(Data records for software interfaces)

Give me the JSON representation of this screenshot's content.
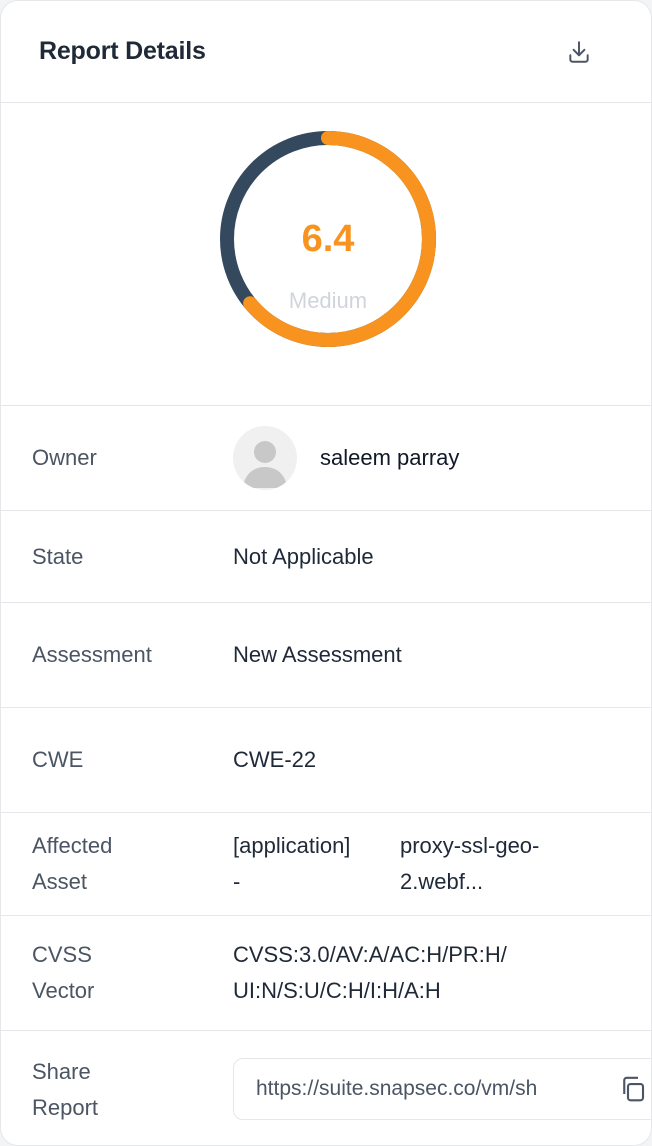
{
  "header": {
    "title": "Report Details",
    "download_icon": "download-icon"
  },
  "score": {
    "value": "6.4",
    "severity": "Medium",
    "fraction": 0.64,
    "colors": {
      "score": "#f7931e",
      "track": "#34495e"
    }
  },
  "details": {
    "owner": {
      "label": "Owner",
      "name": "saleem parray",
      "avatar_icon": "user-avatar-icon"
    },
    "state": {
      "label": "State",
      "value": "Not Applicable"
    },
    "assessment": {
      "label": "Assessment",
      "value": "New Assessment"
    },
    "cwe": {
      "label": "CWE",
      "value": "CWE-22"
    },
    "affected_asset": {
      "label_line1": "Affected",
      "label_line2": "Asset",
      "type_line1": "[application]",
      "type_line2": "-",
      "name_line1": "proxy-ssl-geo-",
      "name_line2": "2.webf..."
    },
    "cvss_vector": {
      "label_line1": "CVSS",
      "label_line2": "Vector",
      "value_line1": "CVSS:3.0/AV:A/AC:H/PR:H/",
      "value_line2": "UI:N/S:U/C:H/I:H/A:H"
    },
    "share_report": {
      "label_line1": "Share",
      "label_line2": "Report",
      "url": "https://suite.snapsec.co/vm/sh",
      "copy_icon": "copy-icon"
    }
  }
}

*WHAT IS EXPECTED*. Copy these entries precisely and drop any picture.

*RESPONSE BELOW*.
Give me the JSON representation of this screenshot's content.
{
  "header": {
    "title": "Report Details",
    "download_icon": "download-icon"
  },
  "score": {
    "value": "6.4",
    "severity": "Medium",
    "fraction": 0.64,
    "colors": {
      "score": "#f7931e",
      "track": "#34495e"
    }
  },
  "details": {
    "owner": {
      "label": "Owner",
      "name": "saleem parray",
      "avatar_icon": "user-avatar-icon"
    },
    "state": {
      "label": "State",
      "value": "Not Applicable"
    },
    "assessment": {
      "label": "Assessment",
      "value": "New Assessment"
    },
    "cwe": {
      "label": "CWE",
      "value": "CWE-22"
    },
    "affected_asset": {
      "label_line1": "Affected",
      "label_line2": "Asset",
      "type_line1": "[application]",
      "type_line2": "-",
      "name_line1": "proxy-ssl-geo-",
      "name_line2": "2.webf..."
    },
    "cvss_vector": {
      "label_line1": "CVSS",
      "label_line2": "Vector",
      "value_line1": "CVSS:3.0/AV:A/AC:H/PR:H/",
      "value_line2": "UI:N/S:U/C:H/I:H/A:H"
    },
    "share_report": {
      "label_line1": "Share",
      "label_line2": "Report",
      "url": "https://suite.snapsec.co/vm/sh",
      "copy_icon": "copy-icon"
    }
  }
}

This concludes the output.